As America’s 246 million Christians prepare to celebrate the death and resurrection of Jesus Christ, China’s 67 million Christians are doing the same.
In 1949, China had just four million Christians–three million Catholics and one million Protestants. Today, there are three times as many Catholics (9 million) and 58 million Protestants.
By some estimates, China’s Christianity explosion could even eclipse the number of U.S. Christians within this century, making China the most populous Christian country on earth.
A religious demographic shift of that magnitude could have profound geopolitical implications.
“Some Evangelicals envisage Christianity’s becoming China’s dominant religion, thus turning the country into an ally in the struggle against radical Islam,” writes journalist Simon Scott Plummer. “This astonishing vision of China as a global evangelistic powerhouse–any more than that of their country as an American ally against radical Islam–cannot have made comfortable reading for the Communist Party.”

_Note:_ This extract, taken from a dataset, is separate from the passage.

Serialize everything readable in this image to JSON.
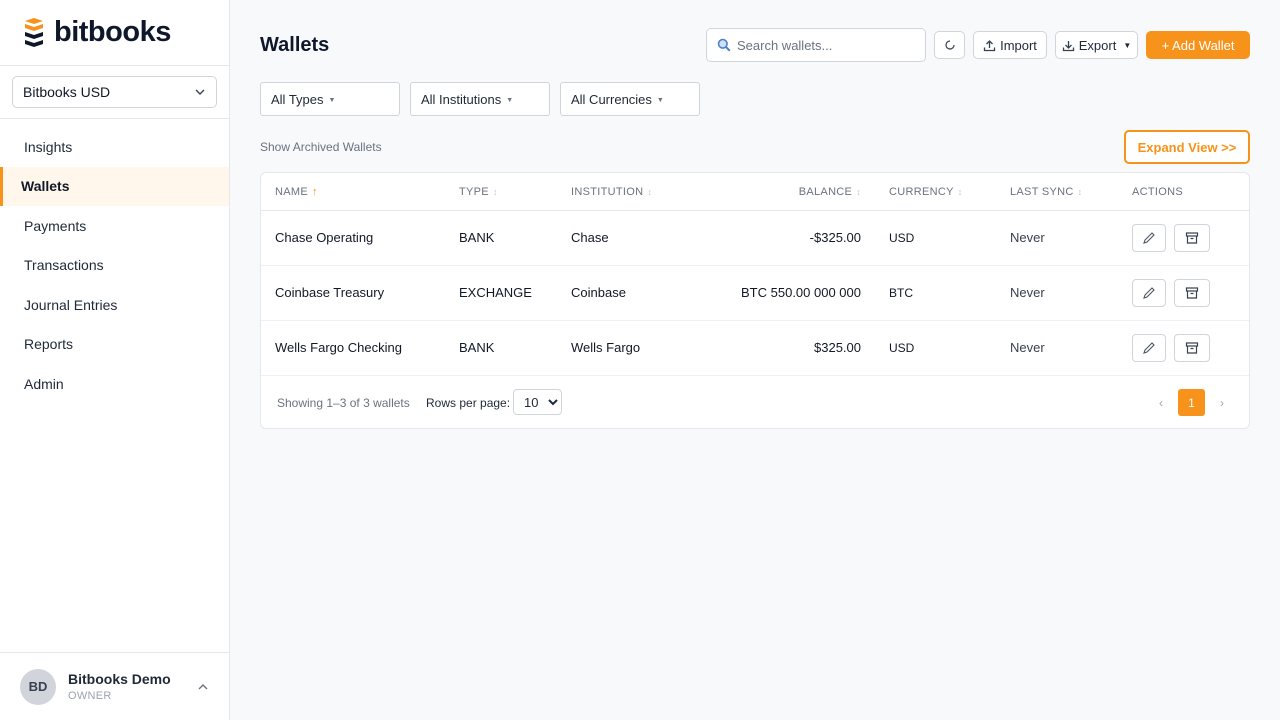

China’s 1982 constitution contained guarantees of religious freedom but forbade the “use of religion to engage in activities that disrupt public order, impair the health of citizens or interfere with the educational system of the state.” When the Communist regime decides that has happened, imprisonment, torture, and re-education camp terms can be administered.
According to the Christian Post, persecution persists:
In Mainland China, Protestant churches must register with the Three-Self Patriotic Movement (TSPM) and China Christian Council (CCC) in order to operate legally. The TSPM/CCC, however, is a government body, therefore many house churches, or “underground churches,” refuse to be part of the TSPM/CCC because they argue that Christ is the head of the church, not the government.
According to the ChinaAid report, methods for suppressing Christianity in China include “forcibly banning and sealing up churches, pressuring churches to join the official ‘Three-Self’ church system, detaining church leaders and sending them to labor camps on the pretext of ‘suspicion of organizing and using a cult to undermine law enforcement,’ and strictly restricting the spread of the Christian faith among students.”
Now, with new Chinese leadership in place, churches are watching to see whether Xi Jinping will ease restrictions and the registering of Chinese churches. China’s 67 million Christians–and the world’s over 2 billion other Christians–are praying he will.